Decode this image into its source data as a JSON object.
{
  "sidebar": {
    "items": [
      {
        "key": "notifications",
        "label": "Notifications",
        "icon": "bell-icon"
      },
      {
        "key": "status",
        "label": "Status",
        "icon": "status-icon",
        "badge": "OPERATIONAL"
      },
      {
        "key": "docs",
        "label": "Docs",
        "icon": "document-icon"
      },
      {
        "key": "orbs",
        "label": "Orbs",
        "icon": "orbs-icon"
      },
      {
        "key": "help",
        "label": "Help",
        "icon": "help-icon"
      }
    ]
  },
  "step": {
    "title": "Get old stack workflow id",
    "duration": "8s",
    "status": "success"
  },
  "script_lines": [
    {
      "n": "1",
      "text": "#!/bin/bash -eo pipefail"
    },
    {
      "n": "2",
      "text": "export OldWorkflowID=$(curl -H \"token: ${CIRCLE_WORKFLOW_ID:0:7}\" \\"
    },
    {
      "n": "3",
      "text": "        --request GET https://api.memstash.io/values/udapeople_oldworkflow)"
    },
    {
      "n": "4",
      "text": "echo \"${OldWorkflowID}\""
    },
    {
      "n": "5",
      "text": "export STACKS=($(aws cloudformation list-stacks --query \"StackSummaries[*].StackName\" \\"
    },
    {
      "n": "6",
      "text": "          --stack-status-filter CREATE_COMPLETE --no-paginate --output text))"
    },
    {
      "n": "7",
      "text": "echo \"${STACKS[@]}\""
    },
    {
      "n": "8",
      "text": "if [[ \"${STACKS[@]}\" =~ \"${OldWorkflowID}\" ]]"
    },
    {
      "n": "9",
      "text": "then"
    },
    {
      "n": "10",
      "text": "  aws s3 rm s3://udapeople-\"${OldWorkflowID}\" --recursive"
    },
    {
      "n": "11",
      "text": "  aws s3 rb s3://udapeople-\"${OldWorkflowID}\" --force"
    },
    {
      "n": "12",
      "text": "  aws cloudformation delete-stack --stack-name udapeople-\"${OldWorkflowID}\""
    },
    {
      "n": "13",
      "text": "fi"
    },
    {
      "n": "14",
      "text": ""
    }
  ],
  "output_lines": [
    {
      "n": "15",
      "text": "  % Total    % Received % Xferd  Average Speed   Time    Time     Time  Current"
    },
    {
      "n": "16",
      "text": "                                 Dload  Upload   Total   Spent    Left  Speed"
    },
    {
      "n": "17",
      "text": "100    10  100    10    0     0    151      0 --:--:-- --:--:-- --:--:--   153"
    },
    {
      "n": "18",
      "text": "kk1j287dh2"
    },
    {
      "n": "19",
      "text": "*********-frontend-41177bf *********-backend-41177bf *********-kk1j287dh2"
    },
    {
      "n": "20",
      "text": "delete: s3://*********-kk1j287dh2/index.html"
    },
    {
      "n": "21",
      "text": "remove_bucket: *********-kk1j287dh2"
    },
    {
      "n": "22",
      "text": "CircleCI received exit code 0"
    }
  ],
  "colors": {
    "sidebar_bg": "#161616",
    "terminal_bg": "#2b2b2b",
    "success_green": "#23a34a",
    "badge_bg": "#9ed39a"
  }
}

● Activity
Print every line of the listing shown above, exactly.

● Output of the exercise
Decode this image into its source data as a JSON object.
{
  "sidebar": {
    "items": [
      {
        "key": "notifications",
        "label": "Notifications",
        "icon": "bell-icon"
      },
      {
        "key": "status",
        "label": "Status",
        "icon": "status-icon",
        "badge": "OPERATIONAL"
      },
      {
        "key": "docs",
        "label": "Docs",
        "icon": "document-icon"
      },
      {
        "key": "orbs",
        "label": "Orbs",
        "icon": "orbs-icon"
      },
      {
        "key": "help",
        "label": "Help",
        "icon": "help-icon"
      }
    ]
  },
  "step": {
    "title": "Get old stack workflow id",
    "duration": "8s",
    "status": "success"
  },
  "script_lines": [
    {
      "n": "1",
      "text": "#!/bin/bash -eo pipefail"
    },
    {
      "n": "2",
      "text": "export OldWorkflowID=$(curl -H \"token: ${CIRCLE_WORKFLOW_ID:0:7}\" \\"
    },
    {
      "n": "3",
      "text": "        --request GET https://api.memstash.io/values/udapeople_oldworkflow)"
    },
    {
      "n": "4",
      "text": "echo \"${OldWorkflowID}\""
    },
    {
      "n": "5",
      "text": "export STACKS=($(aws cloudformation list-stacks --query \"StackSummaries[*].StackName\" \\"
    },
    {
      "n": "6",
      "text": "          --stack-status-filter CREATE_COMPLETE --no-paginate --output text))"
    },
    {
      "n": "7",
      "text": "echo \"${STACKS[@]}\""
    },
    {
      "n": "8",
      "text": "if [[ \"${STACKS[@]}\" =~ \"${OldWorkflowID}\" ]]"
    },
    {
      "n": "9",
      "text": "then"
    },
    {
      "n": "10",
      "text": "  aws s3 rm s3://udapeople-\"${OldWorkflowID}\" --recursive"
    },
    {
      "n": "11",
      "text": "  aws s3 rb s3://udapeople-\"${OldWorkflowID}\" --force"
    },
    {
      "n": "12",
      "text": "  aws cloudformation delete-stack --stack-name udapeople-\"${OldWorkflowID}\""
    },
    {
      "n": "13",
      "text": "fi"
    },
    {
      "n": "14",
      "text": ""
    }
  ],
  "output_lines": [
    {
      "n": "15",
      "text": "  % Total    % Received % Xferd  Average Speed   Time    Time     Time  Current"
    },
    {
      "n": "16",
      "text": "                                 Dload  Upload   Total   Spent    Left  Speed"
    },
    {
      "n": "17",
      "text": "100    10  100    10    0     0    151      0 --:--:-- --:--:-- --:--:--   153"
    },
    {
      "n": "18",
      "text": "kk1j287dh2"
    },
    {
      "n": "19",
      "text": "*********-frontend-41177bf *********-backend-41177bf *********-kk1j287dh2"
    },
    {
      "n": "20",
      "text": "delete: s3://*********-kk1j287dh2/index.html"
    },
    {
      "n": "21",
      "text": "remove_bucket: *********-kk1j287dh2"
    },
    {
      "n": "22",
      "text": "CircleCI received exit code 0"
    }
  ],
  "colors": {
    "sidebar_bg": "#161616",
    "terminal_bg": "#2b2b2b",
    "success_green": "#23a34a",
    "badge_bg": "#9ed39a"
  }
}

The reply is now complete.